So PHP earns this unique reputation of being continuously beaten but also being responsible for most of the widely visited sites on the Web. Ian Bicking digs under the covers and brings out the reason for this. In spite of PHP, as a language, not being the best, still offers the best solution for deployment and hosting on the Web. It is not just one reason, but the whole package that PHP provides that gets picked up. I think the sandbox feature that PHP provides is the one biggest responsible for a low barrier to entry and lesser punishment for experimentation, and also for a wider availability of the skills. No wonder that, even if I personally like Python for Web programming, I end up working more on PHP projects. And I am saying this without any regret, which perhaps means that I do acknowledge these features of PHP.

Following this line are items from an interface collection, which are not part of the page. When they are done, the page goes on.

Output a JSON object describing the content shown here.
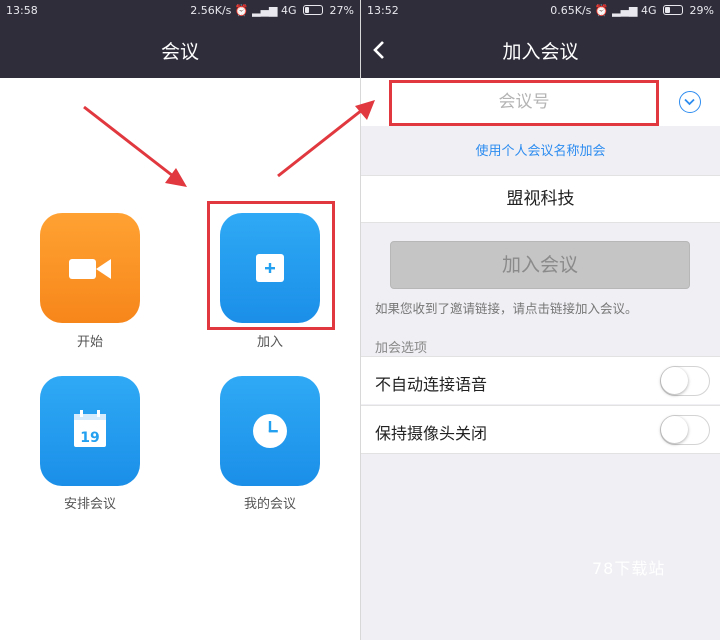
{
  "left_screen": {
    "status_bar": {
      "time": "13:58",
      "network_speed": "2.56K/s",
      "network": "4G",
      "battery": "27%",
      "battery_level": 0.27
    },
    "title": "会议",
    "tiles": [
      {
        "label": "开始",
        "icon": "video-camera-icon",
        "color": "#f7931f"
      },
      {
        "label": "加入",
        "icon": "plus-icon",
        "color": "#24a0f0"
      },
      {
        "label": "安排会议",
        "icon": "calendar-icon",
        "icon_text": "19",
        "color": "#24a0f0"
      },
      {
        "label": "我的会议",
        "icon": "clock-icon",
        "color": "#24a0f0"
      }
    ]
  },
  "right_screen": {
    "status_bar": {
      "time": "13:52",
      "network_speed": "0.65K/s",
      "network": "4G",
      "battery": "29%",
      "battery_level": 0.29
    },
    "title": "加入会议",
    "back_icon": "chevron-left-icon",
    "meeting_id_placeholder": "会议号",
    "dropdown_icon": "chevron-down-icon",
    "personal_name_link": "使用个人会议名称加会",
    "display_name": "盟视科技",
    "join_button": "加入会议",
    "hint": "如果您收到了邀请链接，请点击链接加入会议。",
    "options_header": "加会选项",
    "options": [
      {
        "label": "不自动连接语音",
        "enabled": false
      },
      {
        "label": "保持摄像头关闭",
        "enabled": false
      }
    ]
  },
  "annotations": {
    "highlight_color": "#e0383e"
  },
  "watermark": "78下载站",
  "colors": {
    "header": "#2f2d3a",
    "accent": "#2d8cf0",
    "orange": "#f7931f",
    "blue": "#24a0f0"
  }
}
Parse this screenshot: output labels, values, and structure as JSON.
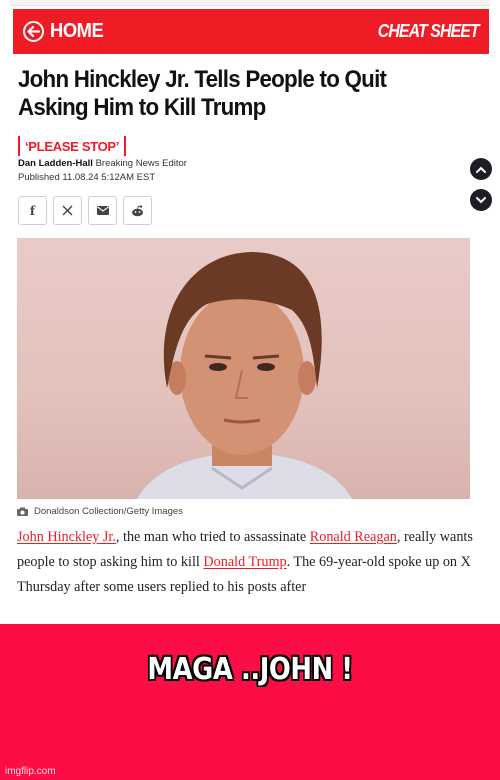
{
  "header": {
    "home_label": "HOME",
    "brand": "CHEAT SHEET",
    "accent_color": "#ef1c25"
  },
  "article": {
    "headline": "John Hinckley Jr. Tells People to Quit Asking Him to Kill Trump",
    "kicker": "‘PLEASE STOP’",
    "author": "Dan Ladden-Hall",
    "author_role": "Breaking News Editor",
    "published_label": "Published",
    "published_date": "11.08.24 5:12AM EST",
    "share_icons": [
      "facebook-icon",
      "x-icon",
      "mail-icon",
      "reddit-icon"
    ],
    "photo_caption": "Donaldson Collection/Getty Images",
    "body_parts": {
      "link1": "John Hinckley Jr.",
      "t1": ", the man who tried to assassinate ",
      "link2": "Ronald Reagan",
      "t2": ", really wants people to stop asking him to kill ",
      "link3": "Donald Trump",
      "t3": ". The 69-year-old spoke up on X Thursday after some users replied to his posts after"
    }
  },
  "scroll_controls": {
    "up_icon": "chevron-up-icon",
    "down_icon": "chevron-down-icon"
  },
  "meme": {
    "caption": "MAGA ..JOHN !",
    "watermark": "imgflip.com",
    "background_color": "#fb0e45"
  }
}
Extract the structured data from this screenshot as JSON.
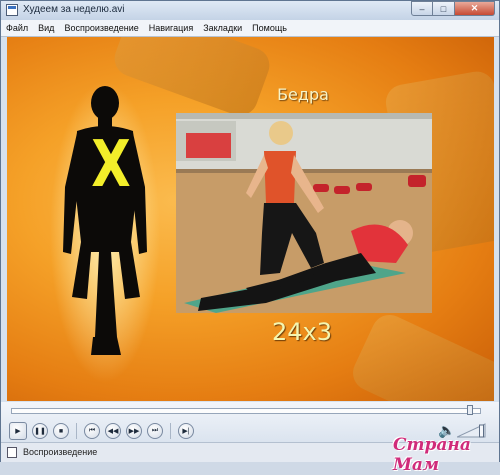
{
  "window": {
    "title": "Худеем за неделю.avi"
  },
  "caption_buttons": {
    "minimize": "–",
    "maximize": "□",
    "close": "✕"
  },
  "menu": [
    "Файл",
    "Вид",
    "Воспроизведение",
    "Навигация",
    "Закладки",
    "Помощь"
  ],
  "video": {
    "body_part_label": "Бедра",
    "reps": "24x3",
    "silhouette_letter": "X"
  },
  "playback": {
    "position": 0.985
  },
  "controls": {
    "buttons": [
      {
        "name": "play-button",
        "icon": "play-icon",
        "glyph": "▶"
      },
      {
        "name": "pause-button",
        "icon": "pause-icon",
        "glyph": "❚❚"
      },
      {
        "name": "stop-button",
        "icon": "stop-icon",
        "glyph": "■"
      },
      {
        "name": "skip-back-button",
        "icon": "skip-back-icon",
        "glyph": "⏮"
      },
      {
        "name": "rewind-button",
        "icon": "rewind-icon",
        "glyph": "◀◀"
      },
      {
        "name": "fast-forward-button",
        "icon": "fast-forward-icon",
        "glyph": "▶▶"
      },
      {
        "name": "skip-forward-button",
        "icon": "skip-forward-icon",
        "glyph": "⏭"
      },
      {
        "name": "step-button",
        "icon": "step-forward-icon",
        "glyph": "▶|"
      }
    ],
    "volume_icon": "speaker-icon",
    "volume_level": 0.9
  },
  "status": {
    "text": "Воспроизведение"
  },
  "watermark": "Страна Мам",
  "colors": {
    "accent": "#2a6fcf",
    "video_bg": "#f5a128",
    "highlight": "#f3ee2a"
  }
}
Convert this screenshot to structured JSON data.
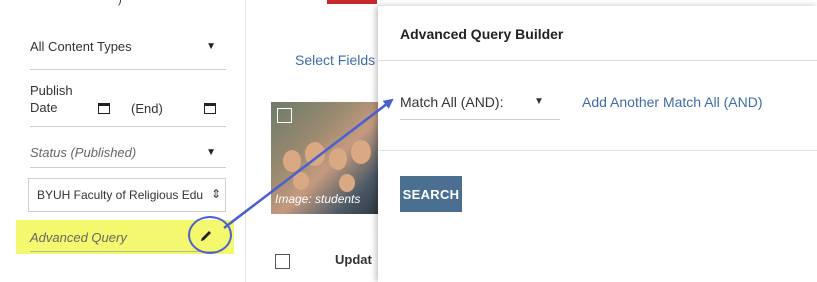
{
  "sidebar": {
    "content_type": "All Content Types",
    "publish_date_label": "Publish Date",
    "end_label": "(End)",
    "status_placeholder": "Status (Published)",
    "organization": "BYUH Faculty of Religious Edu",
    "advanced_query": "Advanced Query"
  },
  "main": {
    "select_fields": "Select Fields",
    "image_caption": "Image: students",
    "column_updated": "Updat"
  },
  "panel": {
    "title": "Advanced Query Builder",
    "match_value": "Match All (AND):",
    "add_match": "Add Another Match All (AND)",
    "search_button": "SEARCH"
  },
  "colors": {
    "highlight": "#f4f86e",
    "annotation": "#4a5fd1",
    "link": "#3d6da8",
    "button": "#4b6f91",
    "active_tab": "#c7282d"
  },
  "icons": [
    "chevron-down-icon",
    "calendar-icon",
    "pencil-icon",
    "checkbox-icon"
  ]
}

It is also true that PHP builds everything in. And like the author says, it might be a terrible decision for a programming language, but it perhaps serves better for the Web programming tasks. I remember this dialogue with a friend where he felt that PHP was the easiest to experiment in.
A bigger question to ask is whether other languages can do what PHP does. It might not be very easy, because as Ian says, unlike others PHP was built for Web. It might be easier to focus on the benefits and achieve those, even if the means are different. PHP, in spite of its not-so-beautiful syntax, no inbuilt object models or recommended best practices, has proven that you cannot ignore practical aspects, like deployment, if you want to really get used.